Work order | Copy out all lines in the data below containing the string "프로그램을".

[Entries from a dataset of interfaces]
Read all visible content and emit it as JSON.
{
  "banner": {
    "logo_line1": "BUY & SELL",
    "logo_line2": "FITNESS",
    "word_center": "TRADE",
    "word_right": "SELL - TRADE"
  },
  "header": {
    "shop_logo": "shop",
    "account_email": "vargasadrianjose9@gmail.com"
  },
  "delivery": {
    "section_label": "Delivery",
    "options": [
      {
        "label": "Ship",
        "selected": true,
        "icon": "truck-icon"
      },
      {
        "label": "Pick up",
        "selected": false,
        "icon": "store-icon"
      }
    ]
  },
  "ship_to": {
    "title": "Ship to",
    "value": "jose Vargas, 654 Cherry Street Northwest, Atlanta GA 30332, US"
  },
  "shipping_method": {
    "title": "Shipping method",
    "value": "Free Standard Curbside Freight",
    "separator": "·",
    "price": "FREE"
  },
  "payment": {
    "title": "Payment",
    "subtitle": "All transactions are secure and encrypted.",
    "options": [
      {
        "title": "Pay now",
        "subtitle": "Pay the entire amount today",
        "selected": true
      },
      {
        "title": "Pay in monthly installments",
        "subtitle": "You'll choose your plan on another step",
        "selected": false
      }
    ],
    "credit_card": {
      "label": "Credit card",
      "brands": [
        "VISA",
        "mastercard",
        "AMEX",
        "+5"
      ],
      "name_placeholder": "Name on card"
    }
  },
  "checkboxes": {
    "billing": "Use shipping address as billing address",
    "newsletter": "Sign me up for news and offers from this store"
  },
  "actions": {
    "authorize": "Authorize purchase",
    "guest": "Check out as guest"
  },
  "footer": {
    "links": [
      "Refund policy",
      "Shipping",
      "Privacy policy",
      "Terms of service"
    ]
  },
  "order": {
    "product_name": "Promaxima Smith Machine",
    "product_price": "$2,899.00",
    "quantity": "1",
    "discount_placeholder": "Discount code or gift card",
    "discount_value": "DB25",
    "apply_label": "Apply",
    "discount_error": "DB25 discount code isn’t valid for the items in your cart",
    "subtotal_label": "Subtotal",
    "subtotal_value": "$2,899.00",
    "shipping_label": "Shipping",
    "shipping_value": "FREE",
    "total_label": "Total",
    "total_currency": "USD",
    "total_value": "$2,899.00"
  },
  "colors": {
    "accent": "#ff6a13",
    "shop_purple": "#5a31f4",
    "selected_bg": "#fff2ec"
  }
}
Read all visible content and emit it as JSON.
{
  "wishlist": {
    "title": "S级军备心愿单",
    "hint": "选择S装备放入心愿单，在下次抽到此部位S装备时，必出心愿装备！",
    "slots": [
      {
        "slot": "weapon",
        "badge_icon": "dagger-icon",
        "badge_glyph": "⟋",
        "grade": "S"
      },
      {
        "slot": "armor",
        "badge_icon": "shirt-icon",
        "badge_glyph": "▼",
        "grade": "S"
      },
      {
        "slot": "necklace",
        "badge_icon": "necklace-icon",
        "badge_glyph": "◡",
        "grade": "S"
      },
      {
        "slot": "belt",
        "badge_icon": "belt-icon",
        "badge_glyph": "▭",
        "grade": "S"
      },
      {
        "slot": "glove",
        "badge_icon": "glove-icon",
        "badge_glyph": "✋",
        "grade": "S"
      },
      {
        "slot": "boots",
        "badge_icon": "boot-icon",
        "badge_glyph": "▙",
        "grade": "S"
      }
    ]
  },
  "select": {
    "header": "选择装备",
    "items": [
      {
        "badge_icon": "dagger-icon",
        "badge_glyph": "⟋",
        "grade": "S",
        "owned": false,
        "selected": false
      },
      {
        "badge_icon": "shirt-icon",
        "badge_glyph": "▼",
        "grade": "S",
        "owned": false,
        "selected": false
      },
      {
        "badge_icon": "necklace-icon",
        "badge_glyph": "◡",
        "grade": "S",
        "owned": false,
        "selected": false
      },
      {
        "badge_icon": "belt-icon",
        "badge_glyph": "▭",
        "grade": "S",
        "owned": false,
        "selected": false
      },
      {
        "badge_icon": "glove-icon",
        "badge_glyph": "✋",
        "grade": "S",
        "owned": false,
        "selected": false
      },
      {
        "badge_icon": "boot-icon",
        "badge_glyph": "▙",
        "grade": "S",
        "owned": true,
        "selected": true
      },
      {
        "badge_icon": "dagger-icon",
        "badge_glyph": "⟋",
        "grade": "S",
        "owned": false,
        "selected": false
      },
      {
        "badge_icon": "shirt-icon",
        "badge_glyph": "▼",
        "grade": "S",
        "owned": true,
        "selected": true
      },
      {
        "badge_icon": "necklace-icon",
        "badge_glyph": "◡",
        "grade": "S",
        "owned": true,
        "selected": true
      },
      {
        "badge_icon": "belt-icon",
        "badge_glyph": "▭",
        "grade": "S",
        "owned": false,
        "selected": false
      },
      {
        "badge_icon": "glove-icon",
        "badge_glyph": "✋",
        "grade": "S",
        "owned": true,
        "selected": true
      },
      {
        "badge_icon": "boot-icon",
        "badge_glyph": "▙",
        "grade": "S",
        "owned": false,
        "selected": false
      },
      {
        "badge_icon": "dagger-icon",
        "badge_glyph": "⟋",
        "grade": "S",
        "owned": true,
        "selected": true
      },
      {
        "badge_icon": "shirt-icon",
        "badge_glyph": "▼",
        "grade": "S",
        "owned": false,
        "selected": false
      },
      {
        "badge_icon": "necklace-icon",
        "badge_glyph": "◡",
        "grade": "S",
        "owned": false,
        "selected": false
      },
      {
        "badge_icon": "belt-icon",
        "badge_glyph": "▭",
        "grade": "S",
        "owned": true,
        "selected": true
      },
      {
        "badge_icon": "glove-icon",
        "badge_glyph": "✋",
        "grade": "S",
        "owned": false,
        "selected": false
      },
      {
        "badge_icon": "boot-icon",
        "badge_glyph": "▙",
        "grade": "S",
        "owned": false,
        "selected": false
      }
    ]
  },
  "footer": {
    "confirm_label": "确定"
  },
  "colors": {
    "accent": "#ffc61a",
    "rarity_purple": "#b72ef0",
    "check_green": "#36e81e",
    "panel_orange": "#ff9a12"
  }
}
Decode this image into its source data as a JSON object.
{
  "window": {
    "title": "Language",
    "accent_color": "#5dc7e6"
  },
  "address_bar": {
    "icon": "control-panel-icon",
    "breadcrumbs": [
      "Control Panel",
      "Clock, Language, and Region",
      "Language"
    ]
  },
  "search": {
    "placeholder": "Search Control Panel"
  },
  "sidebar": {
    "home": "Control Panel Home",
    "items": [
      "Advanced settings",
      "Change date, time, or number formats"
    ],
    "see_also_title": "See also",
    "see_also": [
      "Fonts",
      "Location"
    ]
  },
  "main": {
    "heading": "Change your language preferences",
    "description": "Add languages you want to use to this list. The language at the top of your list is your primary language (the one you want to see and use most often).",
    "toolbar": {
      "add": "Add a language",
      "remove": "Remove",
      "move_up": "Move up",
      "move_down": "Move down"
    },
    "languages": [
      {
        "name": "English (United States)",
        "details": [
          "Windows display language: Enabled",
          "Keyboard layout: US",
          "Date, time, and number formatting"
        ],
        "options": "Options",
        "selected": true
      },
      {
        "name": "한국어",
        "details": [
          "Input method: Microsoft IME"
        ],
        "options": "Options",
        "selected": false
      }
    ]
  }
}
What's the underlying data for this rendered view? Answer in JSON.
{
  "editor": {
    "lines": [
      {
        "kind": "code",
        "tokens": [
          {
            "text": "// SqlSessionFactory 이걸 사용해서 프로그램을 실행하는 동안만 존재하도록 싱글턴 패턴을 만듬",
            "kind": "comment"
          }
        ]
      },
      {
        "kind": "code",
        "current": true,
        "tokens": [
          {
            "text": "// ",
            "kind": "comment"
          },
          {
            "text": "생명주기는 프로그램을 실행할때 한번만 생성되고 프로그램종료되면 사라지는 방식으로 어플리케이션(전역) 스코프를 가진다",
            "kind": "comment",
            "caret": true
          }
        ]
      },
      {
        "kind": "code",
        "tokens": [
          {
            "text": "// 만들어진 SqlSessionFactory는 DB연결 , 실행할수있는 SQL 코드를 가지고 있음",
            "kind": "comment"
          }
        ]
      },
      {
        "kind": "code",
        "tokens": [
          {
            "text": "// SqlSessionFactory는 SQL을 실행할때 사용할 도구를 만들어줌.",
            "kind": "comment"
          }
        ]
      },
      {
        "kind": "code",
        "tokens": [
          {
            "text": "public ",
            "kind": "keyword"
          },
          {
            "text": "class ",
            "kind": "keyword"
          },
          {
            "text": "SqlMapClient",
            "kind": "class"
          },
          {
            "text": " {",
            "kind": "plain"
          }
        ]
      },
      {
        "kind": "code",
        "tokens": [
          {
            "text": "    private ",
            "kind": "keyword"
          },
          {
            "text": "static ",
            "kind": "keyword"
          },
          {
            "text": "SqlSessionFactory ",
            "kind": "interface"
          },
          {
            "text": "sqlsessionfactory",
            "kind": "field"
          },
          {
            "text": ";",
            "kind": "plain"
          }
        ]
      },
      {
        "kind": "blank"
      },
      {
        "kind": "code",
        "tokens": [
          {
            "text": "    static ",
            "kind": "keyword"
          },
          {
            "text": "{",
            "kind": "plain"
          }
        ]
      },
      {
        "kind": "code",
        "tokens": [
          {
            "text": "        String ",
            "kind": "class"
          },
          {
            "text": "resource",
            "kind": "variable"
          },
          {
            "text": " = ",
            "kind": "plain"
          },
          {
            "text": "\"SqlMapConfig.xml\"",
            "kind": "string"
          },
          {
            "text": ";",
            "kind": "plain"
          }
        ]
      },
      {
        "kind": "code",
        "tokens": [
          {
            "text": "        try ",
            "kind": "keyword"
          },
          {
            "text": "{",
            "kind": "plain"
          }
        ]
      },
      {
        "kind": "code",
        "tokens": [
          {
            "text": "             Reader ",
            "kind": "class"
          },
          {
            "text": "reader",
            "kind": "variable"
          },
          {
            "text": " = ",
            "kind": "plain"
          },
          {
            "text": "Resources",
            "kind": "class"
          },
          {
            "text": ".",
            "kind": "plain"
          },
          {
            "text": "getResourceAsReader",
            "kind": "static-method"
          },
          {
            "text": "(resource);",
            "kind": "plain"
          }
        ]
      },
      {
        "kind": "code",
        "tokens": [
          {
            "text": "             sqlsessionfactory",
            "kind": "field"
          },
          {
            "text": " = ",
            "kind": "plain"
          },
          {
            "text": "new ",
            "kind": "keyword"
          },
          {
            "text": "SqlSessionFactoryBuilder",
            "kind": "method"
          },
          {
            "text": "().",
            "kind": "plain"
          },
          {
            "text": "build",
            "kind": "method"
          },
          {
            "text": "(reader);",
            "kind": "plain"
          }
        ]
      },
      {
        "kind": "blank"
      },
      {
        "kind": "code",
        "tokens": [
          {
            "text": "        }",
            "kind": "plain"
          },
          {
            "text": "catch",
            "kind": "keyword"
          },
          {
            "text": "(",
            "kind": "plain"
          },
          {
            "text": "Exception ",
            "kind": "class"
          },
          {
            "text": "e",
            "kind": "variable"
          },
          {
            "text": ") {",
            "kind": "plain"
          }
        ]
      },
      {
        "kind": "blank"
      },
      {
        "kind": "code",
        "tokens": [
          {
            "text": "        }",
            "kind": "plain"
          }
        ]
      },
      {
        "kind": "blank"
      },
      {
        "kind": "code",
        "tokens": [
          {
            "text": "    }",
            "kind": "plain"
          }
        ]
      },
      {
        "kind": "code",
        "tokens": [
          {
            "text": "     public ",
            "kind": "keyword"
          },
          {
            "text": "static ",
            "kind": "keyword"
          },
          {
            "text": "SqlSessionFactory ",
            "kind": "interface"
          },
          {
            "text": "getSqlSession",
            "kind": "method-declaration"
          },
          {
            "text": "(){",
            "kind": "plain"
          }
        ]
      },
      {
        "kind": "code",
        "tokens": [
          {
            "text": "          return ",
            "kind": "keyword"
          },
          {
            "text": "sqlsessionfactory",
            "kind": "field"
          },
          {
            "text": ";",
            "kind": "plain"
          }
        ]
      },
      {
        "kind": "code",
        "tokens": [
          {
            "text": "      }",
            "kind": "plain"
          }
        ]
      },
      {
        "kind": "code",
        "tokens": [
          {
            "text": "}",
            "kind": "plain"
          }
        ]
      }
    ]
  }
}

Solution |
            "text": "// SqlSessionFactory 이걸 사용해서 프로그램을 실행하는 동안만 존재하도록 싱글턴 패턴을 만듬",
            "text": "생명주기는 프로그램을 실행할때 한번만 생성되고 프로그램종료되면 사라지는 방식으로 어플리케이션(전역) 스코프를 가진다",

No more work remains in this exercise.